I followed Twitter yesterday with an unaccustomed intensity, waiting for the first person to tweet about the Barclay's London Dark Lager - the last I heard, it was unlikely to be on during the first day, and would likely make an appearance today.
When it was announced that the Champion Beer of Britain was Mighty Oak's Oscar Wilde, I thought for a moment that the hashtag for the festival was about to go into meltdown. In amongst the congratulations to the brewers was a swathe of criticism, howling that a 3.7% mild ale could in no way be the best beer made in Britain. Very few of the comments about the chosen winner actually commented on the flavour profile of the beer, preferring to stand aghast that a beer of such a low abv could possibly be the best British cask ale at the Great British Beer Festival - it was almost as though Ratebeer had a collective hissy fit.
The problem with any form of competition is that it is, in reality, the subjective judgment of a panel of judges, who we can only hope have a depth of beer knowledge and a good palate. I am not entirely innocent when it comes to be shocked at some of the beers that win awards, but I try to remind myself that competitions can only judge what is in front of them.
Pondering all this over a dinner of bangers and mash, I was reminded of a passage in Bill Bryson's magnificent valedictory to Blighty, "Notes from a Small Island" about how Brits approach food:
"the British are so easy to please. It is the most extraordinary thing. They actually like their pleasures small. That is why, I suppose, so many of their treats - teacakes, scones, crumpets, rock cakes, rich tea biscuits, fruit Shrewsburys - are so cautiously flavourful. They are the only people in the world who think of jam and currants as thrilling constituents of a pudding or cake. Offer them something genuinely tempting - a slice of gateau or a choice of chocolates from a box - and they will nearly always hesitate and begin to worry that it's unwarranted and excessive, as if any pleasure beyond a very modest threshold is vaguely unseemly".
Having never had anything from Mighty Oak, I am not in a position to say whether or not it was the best beer at the Great British Beer Festival. Given though that some of my favourite British brewers are at the festival, Fuller's, Everard's and the Durham Brewery for starters, I can only assume that Oscar Wilde is a damned fine beer, regardless of style.
I can understand people's frustration that the Great British Beer Festival doesn't have the likes of Lovibond's and Meantime showcasing their superb beers to the public, but as I mentioned in a post a while back, the Great British Beer Festival is CAMRA's game and they can make the rules however they see fit.
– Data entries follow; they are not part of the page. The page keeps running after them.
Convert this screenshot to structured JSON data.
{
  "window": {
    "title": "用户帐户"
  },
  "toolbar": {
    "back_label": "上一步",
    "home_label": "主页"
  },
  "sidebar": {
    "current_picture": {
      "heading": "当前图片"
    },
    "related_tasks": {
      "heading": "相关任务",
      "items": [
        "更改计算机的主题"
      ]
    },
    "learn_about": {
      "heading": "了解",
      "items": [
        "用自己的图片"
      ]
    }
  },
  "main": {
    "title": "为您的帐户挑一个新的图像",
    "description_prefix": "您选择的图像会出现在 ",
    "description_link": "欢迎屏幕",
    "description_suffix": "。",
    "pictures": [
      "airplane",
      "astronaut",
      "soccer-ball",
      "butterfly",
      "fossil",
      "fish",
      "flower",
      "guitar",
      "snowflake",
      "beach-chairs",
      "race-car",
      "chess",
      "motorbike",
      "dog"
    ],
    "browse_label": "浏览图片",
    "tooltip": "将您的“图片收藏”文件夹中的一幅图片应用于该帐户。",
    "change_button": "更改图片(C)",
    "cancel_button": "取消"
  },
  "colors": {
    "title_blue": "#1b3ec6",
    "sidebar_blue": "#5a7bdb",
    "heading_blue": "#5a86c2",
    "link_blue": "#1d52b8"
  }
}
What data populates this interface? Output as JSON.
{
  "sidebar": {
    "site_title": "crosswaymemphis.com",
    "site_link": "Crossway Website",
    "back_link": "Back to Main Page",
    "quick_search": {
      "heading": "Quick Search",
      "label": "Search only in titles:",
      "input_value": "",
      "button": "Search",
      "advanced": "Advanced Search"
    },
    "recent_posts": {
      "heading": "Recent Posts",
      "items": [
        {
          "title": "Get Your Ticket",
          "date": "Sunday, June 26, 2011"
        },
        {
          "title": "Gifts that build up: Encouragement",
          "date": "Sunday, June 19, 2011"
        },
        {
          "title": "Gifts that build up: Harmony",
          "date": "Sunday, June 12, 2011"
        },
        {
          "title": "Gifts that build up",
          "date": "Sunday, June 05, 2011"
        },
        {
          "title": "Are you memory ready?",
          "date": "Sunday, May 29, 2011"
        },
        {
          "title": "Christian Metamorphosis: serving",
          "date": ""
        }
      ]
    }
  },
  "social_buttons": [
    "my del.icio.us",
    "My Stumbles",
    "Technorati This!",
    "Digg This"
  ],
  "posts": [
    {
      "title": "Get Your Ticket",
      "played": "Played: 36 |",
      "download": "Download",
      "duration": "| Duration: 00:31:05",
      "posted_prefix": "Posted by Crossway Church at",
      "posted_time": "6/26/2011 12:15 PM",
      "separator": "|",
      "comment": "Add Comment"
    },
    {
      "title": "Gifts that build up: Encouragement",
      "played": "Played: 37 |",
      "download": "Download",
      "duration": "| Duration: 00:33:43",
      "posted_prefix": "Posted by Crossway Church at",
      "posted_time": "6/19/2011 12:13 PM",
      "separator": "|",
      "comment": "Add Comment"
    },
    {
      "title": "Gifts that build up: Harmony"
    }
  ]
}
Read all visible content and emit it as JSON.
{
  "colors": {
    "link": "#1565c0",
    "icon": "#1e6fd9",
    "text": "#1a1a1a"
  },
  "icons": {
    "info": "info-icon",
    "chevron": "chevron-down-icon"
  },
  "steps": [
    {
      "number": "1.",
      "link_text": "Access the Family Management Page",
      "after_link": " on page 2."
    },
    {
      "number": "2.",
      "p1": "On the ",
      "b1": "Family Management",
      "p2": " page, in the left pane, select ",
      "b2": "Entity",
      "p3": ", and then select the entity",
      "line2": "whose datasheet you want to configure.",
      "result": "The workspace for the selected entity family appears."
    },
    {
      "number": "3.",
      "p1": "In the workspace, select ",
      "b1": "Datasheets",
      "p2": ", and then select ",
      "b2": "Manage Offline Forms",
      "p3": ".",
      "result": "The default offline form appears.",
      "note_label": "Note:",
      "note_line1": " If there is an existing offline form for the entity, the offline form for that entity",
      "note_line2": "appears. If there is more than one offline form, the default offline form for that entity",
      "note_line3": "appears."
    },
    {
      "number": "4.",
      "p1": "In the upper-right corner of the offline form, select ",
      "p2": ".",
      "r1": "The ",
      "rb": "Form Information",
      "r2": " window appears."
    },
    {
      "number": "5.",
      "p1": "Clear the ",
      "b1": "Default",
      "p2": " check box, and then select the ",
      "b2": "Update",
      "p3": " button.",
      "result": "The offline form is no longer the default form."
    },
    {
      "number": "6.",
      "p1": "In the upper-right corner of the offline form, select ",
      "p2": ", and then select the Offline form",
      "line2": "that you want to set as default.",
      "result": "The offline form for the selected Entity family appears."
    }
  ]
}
However, it is clear that there is a market for a new national beer festival, one which embraces all of the beer made in Britain and Ireland, perhaps one that isn't tied to a given location every year? You could even call it the Festival of British and Irish Beer, one year in Birmingham, the next, Dublin, the third Glasgow and then on to Cardiff, travelling around the major cities of Britain and Ireland celebrating the national drink in all it's glory. Perhaps it could even take a leaf out of the Great American Beer Festival's book and not have any foreign beer whatsoever?
The point is, there is so much great beer being made in Britain and the near constant slanging match between the stalwarts of CAMRA and the acolytes of the new breed of brewers is not doing the industry any favours. Dividing the drinking community into "staid and boring" real ale drinkers and edgy young hipsters supping on craft beer in a bright shiny "bar" just leads to people drinking what they know and not furthering their knowledge of beer in general. Perhaps we all need to wise up and see each other not as enemies, but all on the same side in wanting better beer to be made available to the public.